If you do a Google search for places that sell bialys in St. Louis, you will get three results.
Two of them don't sell bialys, and you have to order them a day in advance from the third.
Bialys are the lesser-known cousin of the bagel. They may not be talked about or popular, or even get invited to the prom, but they are positively delicious.
And if we may be blunt, their relative obscurity means they have not yet been bastardized. Bialys still have a unique taste and texture, unlike bagels, which used to be chewy and hearty and are now nothing more than big bread doughnuts.
Bialys are baked, not boiled like bagels, or at least like bagels used to be. That gives them a lighter texture and a taste that is finer and less complex — which allows them to absorb the flavor of the small amount of onions that makes up the filling.

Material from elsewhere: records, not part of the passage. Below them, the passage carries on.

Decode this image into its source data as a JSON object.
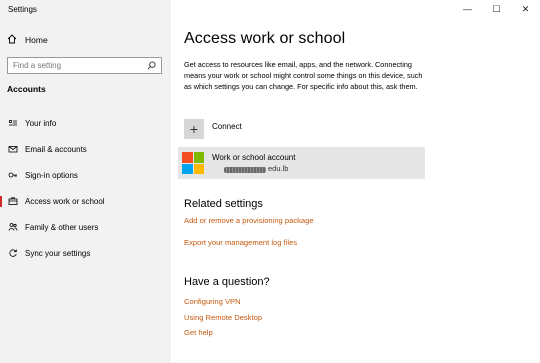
{
  "window": {
    "title": "Settings",
    "controls": {
      "minimize": "—",
      "maximize": "☐",
      "close": "✕"
    }
  },
  "sidebar": {
    "home_label": "Home",
    "search_placeholder": "Find a setting",
    "section_heading": "Accounts",
    "items": [
      {
        "label": "Your info",
        "icon": "person-card-icon",
        "glyph": "≡"
      },
      {
        "label": "Email & accounts",
        "icon": "envelope-icon",
        "glyph": "✉"
      },
      {
        "label": "Sign-in options",
        "icon": "key-icon",
        "glyph": "⚿"
      },
      {
        "label": "Access work or school",
        "icon": "briefcase-icon",
        "glyph": "▭",
        "active": true
      },
      {
        "label": "Family & other users",
        "icon": "users-icon",
        "glyph": "⚇"
      },
      {
        "label": "Sync your settings",
        "icon": "sync-icon",
        "glyph": "↻"
      }
    ],
    "active_color": "#d22a2a"
  },
  "main": {
    "title": "Access work or school",
    "description": "Get access to resources like email, apps, and the network. Connecting means your work or school might control some things on this device, such as which settings you can change. For specific info about this, ask them.",
    "connect_label": "Connect",
    "account": {
      "title": "Work or school account",
      "email": "edu.lb"
    },
    "related_heading": "Related settings",
    "related_links": [
      "Add or remove a provisioning package",
      "Export your management log files"
    ],
    "question_heading": "Have a question?",
    "question_links": [
      "Configuring VPN",
      "Using Remote Desktop",
      "Get help"
    ],
    "link_color": "#c5590f"
  }
}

Bialys can have a filling because they do not have a hole. Instead of a hole, they have a thin layer of crispy dough on which is placed just a teaspoon or so of minced onion. For additional subtle flavor, the bialys are also sprinkled with poppy seeds.
How can something so simple taste so good?
Actually, it is because they are not as simple as they seem. Making your own bialys takes some effort and some time. Not too much of either, but about as much as other baked goods.
And bialys are not just baked goods. They are baked very goods.
All you need to know is that the dough and the filling should be made the day before you are going to bake them, and the dough can me made up to three days before. Allowing the dough to rise slowly overnight in the refrigerator helps it to develop a more intriguing flavor, while resting the filling draws out some of the moisture from the onions and tempers their bite.
The dough is quite simple. It is made from a mixture of bread and all-purpose flours, plus water, yeast, salt and a pinch of sugar to encourage the yeast to make the dough rise.
The filling is even simpler. It is just minced onion that you squeeze to remove most of the moisture, mixed with a small amount of bread crumbs.
Bialys — named for the city of their origin, Bialystok, Poland — can be eaten plain, with great enjoyment. Some people like to split them in half and spread them with butter, which is also lovely.
But I like them best split open with a thin spread of cream cheese and a nice slice of smoked salmon.
It's like those cool kids, bagels, but better.